(Research from Digital Finance Analytics this month shows that one in three Sydney landlords risks being under financial stress should rents fall or rates rise. History shows that, when a downturn occurs, property investors often rush to sell — unlike owner-occupiers, many of whom would sell the dog to keep their family home.)
And while the Government is making noises about trying to encourage oldies to downsize, they don’t have the kahunas to include the primary residence in the asset test for the age pension.
Canberra Can’t Solve a Damn Thing
Look, I’m no Rhodes scholar (like, say, Tony Abbott, who incidentally is a big fan of raiding super), but the only sustainable ‘fix’ for housing affordability is lower property prices.
And it’ll happen anyway at some stage.
Fact is, Australia’s household debt is out of control. Our household debt-to-GDP sits at 123 per cent — the third highest in the developed world, and much higher than the Poms (88 per cent) and the Yanks (79 per cent), and basically twice as much as the bloody Greeks (62 per cent)!
So, as I’ve said many times before, we’ve got debts at all-time record highs when interest rates are at all-time record lows. When interest rates rise — and they will, eventually — house prices will fall, and housing affordability will be fixed (YAY!). The only problem is, you may not have a job as we slide into recession (BOO!).
But don’t expect anyone in Canberra to talk about this.
Even though they’re chauffeured around in fancy cars with little flags on the bonnet, that doesn’t mean they know what’s going on … or that they’ll admit how worried they really are.
Heck, even the people who set interest rates don’t have much of an idea. Case in point: at the height of the US housing boom, Federal Reserve Chairman Ben Bernanke was interviewed on television:
Interviewer: “We have so many economists saying this is a bubble, and it could even cause a recession at some point. What is the worst-case scenario, if we saw prices fall substantially around the country?”
Bernanke: “Well, I guess I don’t buy your premise. It’s a pretty unlikely possibility. We’ve never had a decline in house prices on a nationwide basis. So what I think is more likely is that house prices will slow … maybe stabilise.”
The US housing bust triggered the deepest financial crisis in living memory. Yet here’s the interesting thing: the beginnings of the US housing bubble can be traced back to 1995, when then President Bill Clinton passed legislation to … tackle housing affordability.

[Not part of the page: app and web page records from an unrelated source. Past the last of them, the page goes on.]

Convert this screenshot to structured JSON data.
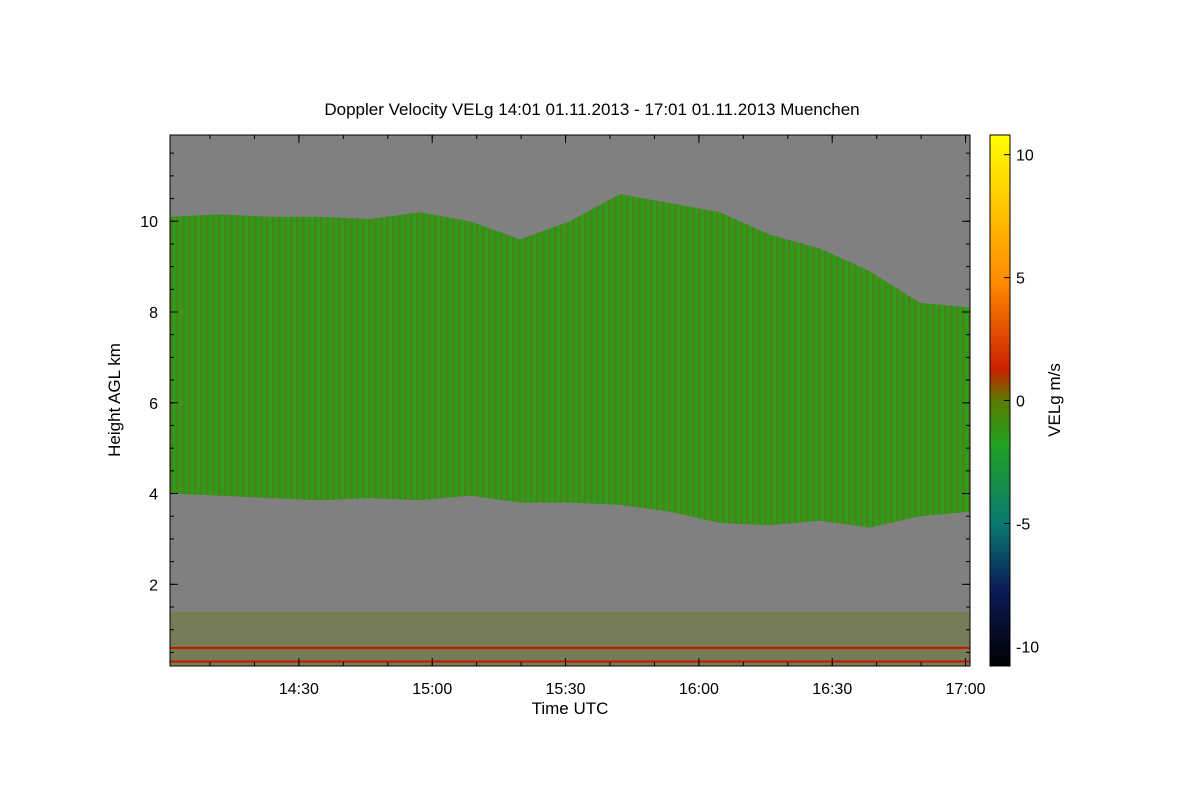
{
  "chart_data": {
    "type": "heatmap",
    "title": "Doppler Velocity VELg   14:01 01.11.2013 - 17:01 01.11.2013 Muenchen",
    "xlabel": "Time UTC",
    "ylabel": "Height AGL km",
    "xlim": [
      "14:01",
      "17:01"
    ],
    "ylim": [
      0.2,
      11.9
    ],
    "x_ticks": [
      "14:30",
      "15:00",
      "15:30",
      "16:00",
      "16:30",
      "17:00"
    ],
    "y_ticks": [
      "2",
      "4",
      "6",
      "8",
      "10"
    ],
    "colorbar": {
      "label": "VELg m/s",
      "range": [
        -10.8,
        10.8
      ],
      "ticks": [
        "10",
        "5",
        "0",
        "-5",
        "-10"
      ],
      "colors": [
        "#000000",
        "#0a1a55",
        "#0a7a70",
        "#22a020",
        "#5a7a00",
        "#cc2200",
        "#ff8800",
        "#ffff00"
      ]
    },
    "no_data_color": "#808080",
    "cloud_layer": {
      "top_km": [
        10.1,
        10.15,
        10.1,
        10.1,
        10.05,
        10.2,
        10.0,
        9.6,
        10.0,
        10.6,
        10.4,
        10.2,
        9.7,
        9.4,
        8.9,
        8.2,
        8.1
      ],
      "base_km": [
        4.0,
        3.95,
        3.9,
        3.85,
        3.9,
        3.85,
        3.95,
        3.8,
        3.8,
        3.75,
        3.6,
        3.35,
        3.3,
        3.4,
        3.25,
        3.5,
        3.6
      ]
    },
    "boundary_layer": {
      "top_km": 1.4,
      "red_lines_km": [
        0.6,
        0.3
      ]
    }
  }
}
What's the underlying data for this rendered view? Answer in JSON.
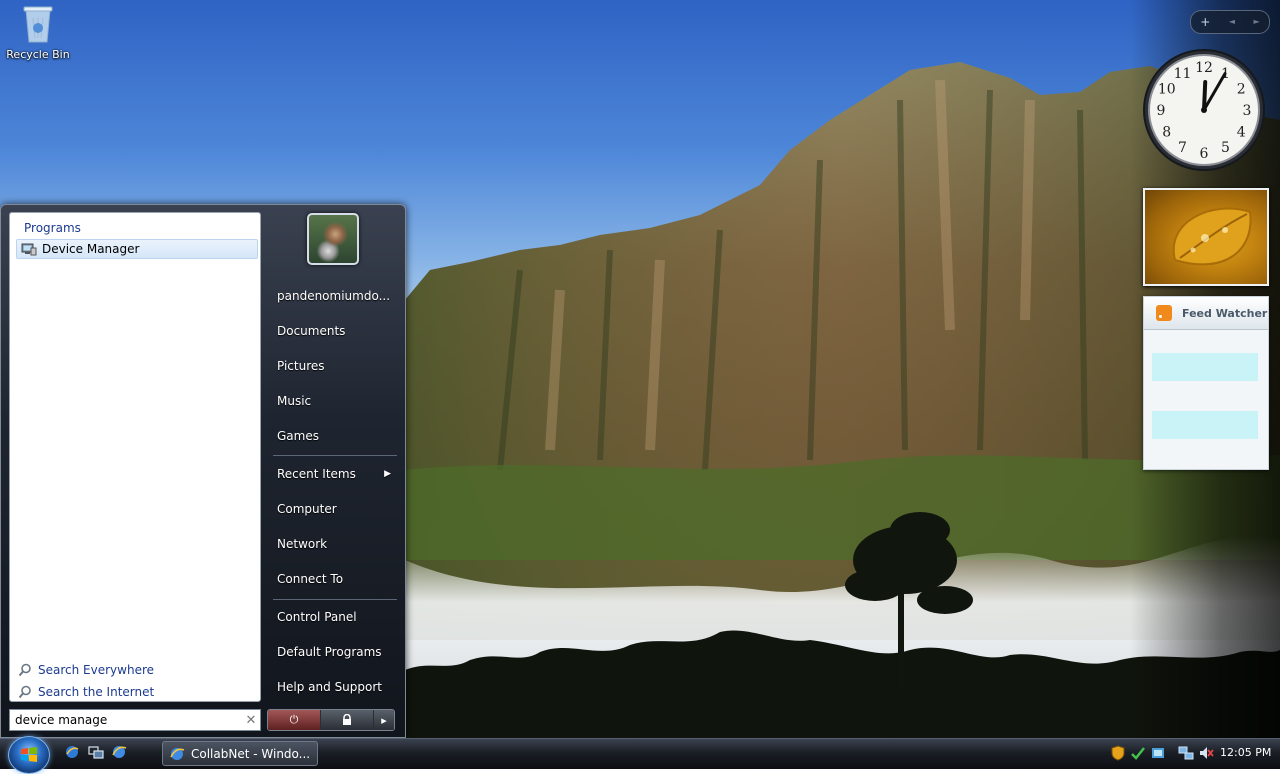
{
  "desktop": {
    "recycle_bin_label": "Recycle Bin"
  },
  "sidebar": {
    "controls": {
      "add": "+",
      "prev": "◄",
      "next": "►"
    },
    "clock": {
      "numbers": [
        "12",
        "1",
        "2",
        "3",
        "4",
        "5",
        "6",
        "7",
        "8",
        "9",
        "10",
        "11"
      ],
      "hour": 12,
      "minute": 5
    },
    "feed_watcher_title": "Feed Watcher"
  },
  "start_menu": {
    "programs_header": "Programs",
    "result": "Device Manager",
    "search_everywhere": "Search Everywhere",
    "search_internet": "Search the Internet",
    "search_value": "device manage",
    "clear_glyph": "✕",
    "right_items": [
      {
        "label": "pandenomiumdo..."
      },
      {
        "label": "Documents"
      },
      {
        "label": "Pictures"
      },
      {
        "label": "Music"
      },
      {
        "label": "Games"
      },
      {
        "label": "Recent Items"
      },
      {
        "label": "Computer"
      },
      {
        "label": "Network"
      },
      {
        "label": "Connect To"
      },
      {
        "label": "Control Panel"
      },
      {
        "label": "Default Programs"
      },
      {
        "label": "Help and Support"
      }
    ],
    "submenu_arrow": "▶",
    "power_glyph": "⏻",
    "lock_glyph": "🔒",
    "arrow_glyph": "▸"
  },
  "taskbar": {
    "task_label": "CollabNet - Windo...",
    "time": "12:05 PM"
  },
  "colors": {
    "link_blue": "#1c3b8f",
    "menu_dark": "#1f2530",
    "rss_orange": "#f08a1c"
  }
}
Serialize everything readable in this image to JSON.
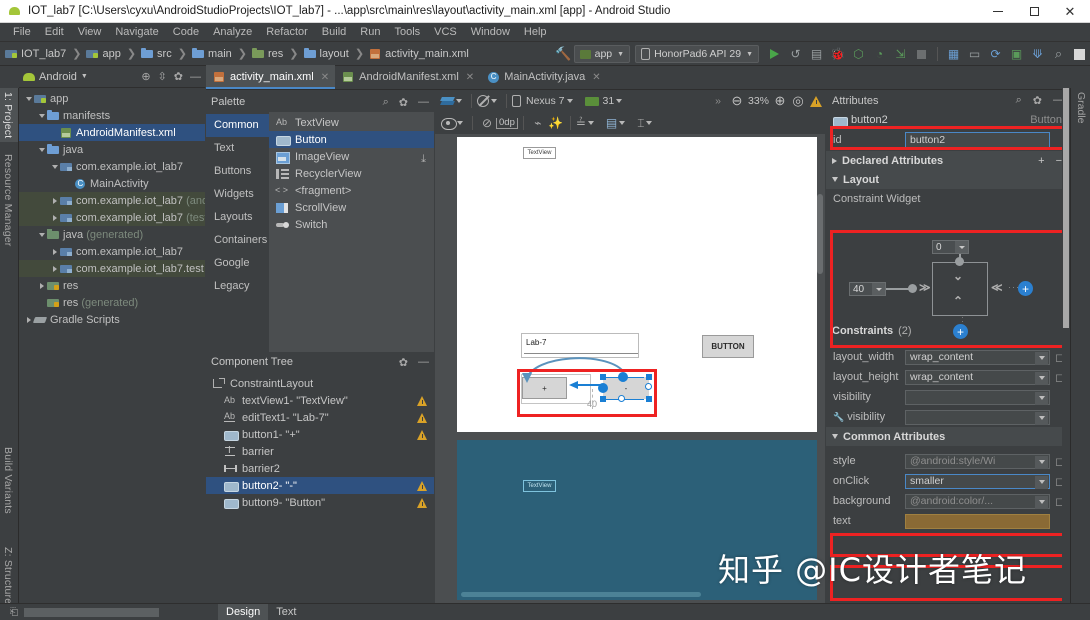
{
  "window": {
    "title": "IOT_lab7 [C:\\Users\\cyxu\\AndroidStudioProjects\\IOT_lab7] - ...\\app\\src\\main\\res\\layout\\activity_main.xml [app] - Android Studio",
    "app_icon": "android-icon",
    "minimize_label": "—",
    "maximize_label": "□",
    "close_label": "✕"
  },
  "menubar": {
    "items": [
      "File",
      "Edit",
      "View",
      "Navigate",
      "Code",
      "Analyze",
      "Refactor",
      "Build",
      "Run",
      "Tools",
      "VCS",
      "Window",
      "Help"
    ]
  },
  "breadcrumb": {
    "items": [
      {
        "label": "IOT_lab7",
        "icon": "module-icon"
      },
      {
        "label": "app",
        "icon": "module-icon"
      },
      {
        "label": "src",
        "icon": "folder-icon"
      },
      {
        "label": "main",
        "icon": "folder-icon"
      },
      {
        "label": "res",
        "icon": "res-folder-icon"
      },
      {
        "label": "layout",
        "icon": "folder-icon"
      },
      {
        "label": "activity_main.xml",
        "icon": "xml-file-icon"
      }
    ],
    "separator": "❯"
  },
  "main_toolbar": {
    "run_config": "app",
    "device": "HonorPad6 API 29",
    "icons": [
      "hammer-icon",
      "run-icon",
      "apply-changes-icon",
      "apply-code-changes-icon",
      "debug-icon",
      "attach-debugger-icon",
      "profiler-icon",
      "device-file-explorer-icon",
      "stop-icon",
      "sdk-manager-icon",
      "avd-manager-icon",
      "sync-gradle-icon",
      "avd-icon",
      "update-icon",
      "search-icon",
      "layout-icon"
    ]
  },
  "left_tool_tabs": [
    {
      "label": "1: Project",
      "selected": true
    },
    {
      "label": "Resource Manager",
      "selected": false
    },
    {
      "label": "Build Variants",
      "selected": false
    },
    {
      "label": "Z: Structure",
      "selected": false
    }
  ],
  "right_tool_tabs": [
    {
      "label": "Gradle"
    }
  ],
  "project_panel": {
    "title": "Android",
    "header_icons": [
      "target-icon",
      "collapse-icon",
      "gear-icon",
      "hide-icon"
    ],
    "tree": [
      {
        "depth": 0,
        "label": "app",
        "icon": "module-icon",
        "arrow": "open",
        "selected": false,
        "highlight": false
      },
      {
        "depth": 1,
        "label": "manifests",
        "icon": "folder-icon",
        "arrow": "open",
        "selected": false,
        "highlight": false
      },
      {
        "depth": 2,
        "label": "AndroidManifest.xml",
        "icon": "manifest-icon",
        "arrow": "none",
        "selected": true,
        "highlight": false
      },
      {
        "depth": 1,
        "label": "java",
        "icon": "folder-icon",
        "arrow": "open",
        "selected": false,
        "highlight": false
      },
      {
        "depth": 2,
        "label": "com.example.iot_lab7",
        "icon": "package-icon",
        "arrow": "open",
        "selected": false,
        "highlight": false
      },
      {
        "depth": 3,
        "label": "MainActivity",
        "icon": "class-icon",
        "arrow": "none",
        "selected": false,
        "highlight": false
      },
      {
        "depth": 2,
        "label": "com.example.iot_lab7",
        "suffix": "(androidTest)",
        "icon": "package-icon",
        "arrow": "closed",
        "selected": false,
        "highlight": true
      },
      {
        "depth": 2,
        "label": "com.example.iot_lab7",
        "suffix": "(test)",
        "icon": "package-icon",
        "arrow": "closed",
        "selected": false,
        "highlight": true
      },
      {
        "depth": 1,
        "label": "java",
        "suffix": "(generated)",
        "icon": "gen-folder-icon",
        "arrow": "open",
        "selected": false,
        "highlight": false
      },
      {
        "depth": 2,
        "label": "com.example.iot_lab7",
        "icon": "package-icon",
        "arrow": "closed",
        "selected": false,
        "highlight": false
      },
      {
        "depth": 2,
        "label": "com.example.iot_lab7.test",
        "icon": "package-icon",
        "arrow": "closed",
        "selected": false,
        "highlight": true
      },
      {
        "depth": 1,
        "label": "res",
        "icon": "res-folder-icon",
        "arrow": "closed",
        "selected": false,
        "highlight": false
      },
      {
        "depth": 1,
        "label": "res",
        "suffix": "(generated)",
        "icon": "res-folder-icon",
        "arrow": "none",
        "selected": false,
        "highlight": false
      },
      {
        "depth": 0,
        "label": "Gradle Scripts",
        "icon": "gradle-icon",
        "arrow": "closed",
        "selected": false,
        "highlight": false
      }
    ]
  },
  "editor_tabs": [
    {
      "label": "activity_main.xml",
      "icon": "xml-file-icon",
      "active": true
    },
    {
      "label": "AndroidManifest.xml",
      "icon": "manifest-icon",
      "active": false
    },
    {
      "label": "MainActivity.java",
      "icon": "class-icon",
      "active": false
    }
  ],
  "palette": {
    "title": "Palette",
    "header_icons": [
      "search-icon",
      "gear-icon",
      "hide-icon"
    ],
    "categories": [
      {
        "label": "Common",
        "selected": true
      },
      {
        "label": "Text",
        "selected": false
      },
      {
        "label": "Buttons",
        "selected": false
      },
      {
        "label": "Widgets",
        "selected": false
      },
      {
        "label": "Layouts",
        "selected": false
      },
      {
        "label": "Containers",
        "selected": false
      },
      {
        "label": "Google",
        "selected": false
      },
      {
        "label": "Legacy",
        "selected": false
      }
    ],
    "items": [
      {
        "label": "TextView",
        "icon": "textview-icon",
        "selected": false
      },
      {
        "label": "Button",
        "icon": "button-icon",
        "selected": true
      },
      {
        "label": "ImageView",
        "icon": "imageview-icon",
        "selected": false
      },
      {
        "label": "RecyclerView",
        "icon": "recyclerview-icon",
        "selected": false,
        "download": true
      },
      {
        "label": "<fragment>",
        "icon": "fragment-icon",
        "selected": false
      },
      {
        "label": "ScrollView",
        "icon": "scrollview-icon",
        "selected": false
      },
      {
        "label": "Switch",
        "icon": "switch-icon",
        "selected": false
      }
    ]
  },
  "component_tree": {
    "title": "Component Tree",
    "header_icons": [
      "gear-icon",
      "hide-icon"
    ],
    "rows": [
      {
        "depth": 0,
        "label": "ConstraintLayout",
        "icon": "constraintlayout-icon",
        "warning": false,
        "selected": false
      },
      {
        "depth": 1,
        "label": "textView1- \"TextView\"",
        "icon": "textview-icon",
        "warning": true,
        "selected": false
      },
      {
        "depth": 1,
        "label": "editText1- \"Lab-7\"",
        "icon": "edittext-icon",
        "warning": true,
        "selected": false
      },
      {
        "depth": 1,
        "label": "button1- \"+\"",
        "icon": "button-icon",
        "warning": true,
        "selected": false
      },
      {
        "depth": 1,
        "label": "barrier",
        "icon": "barrier-vertical-icon",
        "warning": false,
        "selected": false
      },
      {
        "depth": 1,
        "label": "barrier2",
        "icon": "barrier-horizontal-icon",
        "warning": false,
        "selected": false
      },
      {
        "depth": 1,
        "label": "button2- \"-\"",
        "icon": "button-icon",
        "warning": true,
        "selected": true
      },
      {
        "depth": 1,
        "label": "button9- \"Button\"",
        "icon": "button-icon",
        "warning": true,
        "selected": false
      }
    ]
  },
  "design_toolbar": {
    "row1": {
      "design_mode_icon": "layers-icon",
      "orientation_icon": "rotate-icon",
      "device": "Nexus 7",
      "api_level": "31",
      "overflow": "»",
      "zoom_out": "−",
      "zoom_level": "33%",
      "zoom_in": "+",
      "zoom_fit": "◎",
      "warning_icon": "warning-icon"
    },
    "row2": {
      "eye_icon": "eye-icon",
      "no_constraints_icon": "clear-constraints-icon",
      "margin_value": "0dp",
      "autoconnect_icon": "autoconnect-icon",
      "infer_icon": "magic-wand-icon",
      "guidelines_icon": "guidelines-icon",
      "align_icon": "align-icon",
      "baseline_icon": "baseline-icon"
    }
  },
  "canvas": {
    "textview_label": "TextView",
    "edittext_value": "Lab-7",
    "button_big_label": "BUTTON",
    "button_plus_label": "+",
    "button_minus_label": "-",
    "margin_label": "40",
    "blueprint_textview_label": "TextView"
  },
  "attributes": {
    "title": "Attributes",
    "header_icons": [
      "search-icon",
      "gear-icon",
      "hide-icon"
    ],
    "subject_name": "button2",
    "subject_type": "Button",
    "id_label": "id",
    "id_value": "button2",
    "declared_section": "Declared Attributes",
    "declared_add": "+",
    "declared_remove": "−",
    "layout_section": "Layout",
    "constraint_widget_label": "Constraint Widget",
    "constraint_top_value": "0",
    "constraint_left_value": "40",
    "constraints_section": "Constraints",
    "constraints_count": "(2)",
    "common_section": "Common Attributes",
    "rows": [
      {
        "label": "layout_width",
        "value": "wrap_content",
        "dim": false,
        "dropdown": true,
        "pin": "◻"
      },
      {
        "label": "layout_height",
        "value": "wrap_content",
        "dim": false,
        "dropdown": true,
        "pin": "◻"
      },
      {
        "label": "visibility",
        "value": "",
        "dim": false,
        "dropdown": true,
        "pin": ""
      },
      {
        "label": "visibility",
        "value": "",
        "dim": false,
        "dropdown": true,
        "pin": "",
        "wrench": true
      }
    ],
    "common_rows": [
      {
        "label": "style",
        "value": "@android:style/Wi",
        "dim": true,
        "dropdown": true,
        "pin": "◻"
      },
      {
        "label": "onClick",
        "value": "smaller",
        "dim": false,
        "dropdown": true,
        "pin": "◻",
        "focused": true
      },
      {
        "label": "background",
        "value": "@android:color/...",
        "dim": true,
        "dropdown": true,
        "pin": "◻"
      },
      {
        "label": "text",
        "value": "",
        "dim": false,
        "dropdown": false,
        "pin": ""
      }
    ]
  },
  "bottom_bar": {
    "tabs": [
      {
        "label": "Design",
        "selected": true
      },
      {
        "label": "Text",
        "selected": false
      }
    ]
  },
  "watermark": {
    "text": "知乎 @IC设计者笔记"
  },
  "colors": {
    "panel_bg": "#3c3f41",
    "selection_blue": "#2f5180",
    "accent_blue": "#4a88c7",
    "highlight_red": "#ee2222",
    "blueprint_teal": "#2c6078",
    "warning_amber": "#d9a227"
  }
}
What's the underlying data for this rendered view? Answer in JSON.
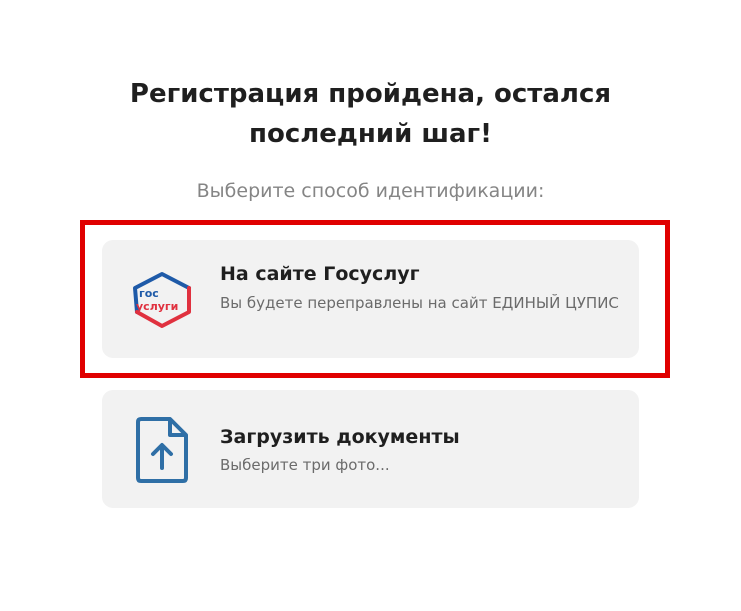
{
  "heading": {
    "line1": "Регистрация пройдена, остался",
    "line2": "последний шаг!"
  },
  "subtitle": "Выберите способ идентификации:",
  "options": [
    {
      "title": "На сайте Госуслуг",
      "description": "Вы будете переправлены на сайт ЕДИНЫЙ ЦУПИС",
      "icon": "gosuslugi-logo",
      "logo_text": [
        "гос",
        "услуги"
      ],
      "highlighted": true
    },
    {
      "title": "Загрузить документы",
      "description": "Выберите три фото...",
      "icon": "upload-document-icon",
      "highlighted": false
    }
  ],
  "colors": {
    "highlight_border": "#e00000",
    "card_background": "#f2f2f2",
    "gosuslugi_blue": "#1e5aa8",
    "gosuslugi_red": "#e0313f",
    "upload_icon": "#2f6fa6"
  }
}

So the lesson here is simple: don’t look to anyone — except yourself — to fix your problems. After all, Scott has enough of his own.
Tread Your Own Path!